By Ali Nasser, M.D. FACC Cardiologist
Food manufacturers of processed food, soft drinks and artificial fruit juices with added sugar, are not required to list how much sugar is added versus natural sugar contents. Food makers can also use sweeteners (alcohol sugar) that aren’t technically “sugar.” The body doesn’t distinguish between natural or added sugars, so paying attention to total sugar is the key while buying sugary items.
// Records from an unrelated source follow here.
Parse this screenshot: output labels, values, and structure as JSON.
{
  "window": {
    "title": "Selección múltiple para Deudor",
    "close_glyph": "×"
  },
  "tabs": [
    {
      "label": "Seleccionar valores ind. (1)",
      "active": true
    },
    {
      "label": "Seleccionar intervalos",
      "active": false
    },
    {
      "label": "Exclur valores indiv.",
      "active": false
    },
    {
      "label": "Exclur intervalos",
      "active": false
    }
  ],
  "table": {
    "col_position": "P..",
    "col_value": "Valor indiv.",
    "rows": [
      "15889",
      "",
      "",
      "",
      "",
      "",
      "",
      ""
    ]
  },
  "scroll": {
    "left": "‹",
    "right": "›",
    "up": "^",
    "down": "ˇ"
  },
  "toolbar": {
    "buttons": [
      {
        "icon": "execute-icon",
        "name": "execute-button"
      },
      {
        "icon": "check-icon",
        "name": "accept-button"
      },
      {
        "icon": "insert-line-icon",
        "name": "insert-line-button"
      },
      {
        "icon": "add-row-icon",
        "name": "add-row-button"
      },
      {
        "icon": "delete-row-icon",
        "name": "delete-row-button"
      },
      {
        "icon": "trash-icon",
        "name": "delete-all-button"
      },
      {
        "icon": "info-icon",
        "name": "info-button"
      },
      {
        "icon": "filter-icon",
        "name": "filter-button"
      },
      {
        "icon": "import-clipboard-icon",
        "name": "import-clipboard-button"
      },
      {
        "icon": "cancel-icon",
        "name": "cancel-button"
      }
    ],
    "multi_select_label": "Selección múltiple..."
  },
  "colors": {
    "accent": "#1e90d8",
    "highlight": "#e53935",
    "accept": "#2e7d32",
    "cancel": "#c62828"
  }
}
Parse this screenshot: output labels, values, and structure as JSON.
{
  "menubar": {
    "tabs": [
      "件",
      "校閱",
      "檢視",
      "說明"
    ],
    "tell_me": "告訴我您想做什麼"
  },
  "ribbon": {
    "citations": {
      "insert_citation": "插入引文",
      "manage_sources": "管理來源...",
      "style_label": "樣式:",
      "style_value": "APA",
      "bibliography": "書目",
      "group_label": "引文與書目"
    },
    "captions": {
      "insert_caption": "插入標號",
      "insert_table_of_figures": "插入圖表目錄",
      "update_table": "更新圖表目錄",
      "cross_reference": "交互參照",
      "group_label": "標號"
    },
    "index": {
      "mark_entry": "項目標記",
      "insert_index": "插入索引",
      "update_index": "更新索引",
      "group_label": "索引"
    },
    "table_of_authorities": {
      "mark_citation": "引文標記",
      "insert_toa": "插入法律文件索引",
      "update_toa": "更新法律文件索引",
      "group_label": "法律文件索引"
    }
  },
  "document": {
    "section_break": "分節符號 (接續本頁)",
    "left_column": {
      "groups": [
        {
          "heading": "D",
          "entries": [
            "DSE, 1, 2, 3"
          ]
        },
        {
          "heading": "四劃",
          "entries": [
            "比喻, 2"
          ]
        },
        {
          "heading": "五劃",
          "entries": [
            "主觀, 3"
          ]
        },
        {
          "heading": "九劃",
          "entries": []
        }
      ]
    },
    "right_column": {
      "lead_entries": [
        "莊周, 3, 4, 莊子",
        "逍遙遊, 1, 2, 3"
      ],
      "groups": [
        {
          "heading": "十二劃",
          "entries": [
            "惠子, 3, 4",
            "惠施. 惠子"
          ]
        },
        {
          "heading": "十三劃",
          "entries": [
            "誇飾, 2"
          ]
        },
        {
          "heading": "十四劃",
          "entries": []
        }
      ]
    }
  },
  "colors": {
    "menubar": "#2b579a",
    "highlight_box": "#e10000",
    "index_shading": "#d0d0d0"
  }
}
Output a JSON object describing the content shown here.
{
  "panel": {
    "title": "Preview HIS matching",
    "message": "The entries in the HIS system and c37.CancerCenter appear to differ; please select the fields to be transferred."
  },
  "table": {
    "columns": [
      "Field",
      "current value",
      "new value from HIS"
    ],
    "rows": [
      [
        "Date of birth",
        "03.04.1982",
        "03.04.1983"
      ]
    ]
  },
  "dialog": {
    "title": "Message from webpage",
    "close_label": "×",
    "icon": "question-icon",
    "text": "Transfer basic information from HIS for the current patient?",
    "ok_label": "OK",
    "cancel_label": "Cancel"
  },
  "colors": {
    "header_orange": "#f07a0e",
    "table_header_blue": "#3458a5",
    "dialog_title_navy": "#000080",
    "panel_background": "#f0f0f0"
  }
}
Soft drinks are a prime source of extra calories in the United States that contribute to weight gain, without any nutritional benefits. Studies indicate sweetened beverages are less filling than the solid condiments, therefore causing people to continue to feel hungry after drinking such sugary drinks. Food manufacturers are coming under increased scrutiny for their contributions to the development of type-2 diabetes, heart disease, and other chronic conditions, such obesity, a major health problem in the United States. Obesity is a definite cause of cardiovascular disease and many other systemic morbidities, beginning with dental and gum disease, sleep apnea, joint disease, high blood pressure, cancers, depression, gallstones, and impaired quality of life, not to mention the rapidly increasing cost of health care. The best indicator of obesity is measuring the waist circumference at the naval above belt-level. A waist circumference of greater than 38 inches in men and 36 inches for women is associated with a higher risk of obesity and all of the above mentioned morbidities and heart disease.
Nurses’ Health Study showed that women who consumed large quantity of sugary items had an increased risk of heart disease and obesity. Shorter-term studies show consistent adverse effects of high sugar consumption on lowering HDL (good cholesterol), which could accelerate coronary artery disease. High sugar consumption can worsen diabetes control and its complications, and it will lead to formation of the harmful chemicals made of sugar with proteins and fats which is harmful to arteries, brain and in particular, the kidneys.
May be Plump but Malnourished: Diets high in sugar may cause malnutrition as well. The prevalence of obesity in the United States in 2012 ranged from 20% in Colorado to 35% in Louisiana. Majority of these individuals, though overweight, were found to be malnourished in various forms. High sugar diet adversely affects nutritional adequacy due to intake of pure calories without essential nutrients such as vitamins and minerals. Education and culture play an important role for shopping and cooking, and since sugary foods are less expensive, they tend to become the main ingredients on dinner tables in our society. Dinners are mostly cooked using macaroni-and-cheese mixes or mashed potato and white bread with high fructose syrup additives and processed ingredients. Expensive items such as fresh fruits and vegetables are eaten less due to socioeconomic issues. Low Fat or Fat-free foods (Skimmed milk, low fat yogurt) are often high in calories because of added sugar to improve taste and they may create a false sense of security in the consumers and higher amount of intake.
How to Lower the Risk? Risks may be lowered by education and legislation. American Heart Association dietary guidelines stress consumption of fresh fruits, vegetables, grains, and less harmful complex carbohydrates so that nutritional requirements for vitamins and minerals are met. Foods high in added-sugar displace wholesome foods (e.g., soft drinks displace milk and natural juice consumption) and contribute to additional calories that lead to obesity and malnutrition.
When dietitians advise having complex carbohydrates, they are usually referring to whole grain foods that are less harmful. However, refined or simple carbohydrates (more harmful), can result in harmful blood sugar spikes. When it comes to picking starchy foods, such as rice, bread and any other products made from flour, it’s best to opt for whole grain versions with higher fiber contents (look for greater than 5 grams of fiber per serving). Adults need from 25 to 40 grams of fiber daily. Whole grain foods (high fiber) impact upon blood glucose rise is more slowly (less harmful) than simple carbohydrates.
Mexico’s 10% tax on soft drinks led to 6% reduction in consumption. The United Kingdom is on its way to levying taxes by end of this year as well.
How Much Complex Carbohydrate? Generally speaking, complex carbohydrates should supply about half the daily required calories on your plate (1,000 calories/day). One fourth a plate can hold items, such as reduced calorie whole wheat bread, brown rice, potatoes or whole wheat pasta. You can accomplish both by eating a diet rich in colorful veggies, whole grains and nuts. The last quarter can be some grilled or baked meat, poultry or fish (size of the palm), or you can choose a vegetarian protein source such as lentils or beans. Eggs can be an important and nutritious source of proteins as well. An egg contains 7 grams of proteins and no sugars.
Munroe Regional Medical Center
Why Limit Sugar Consumption?
By Ali Nasser, M.D. FACC Cardiologist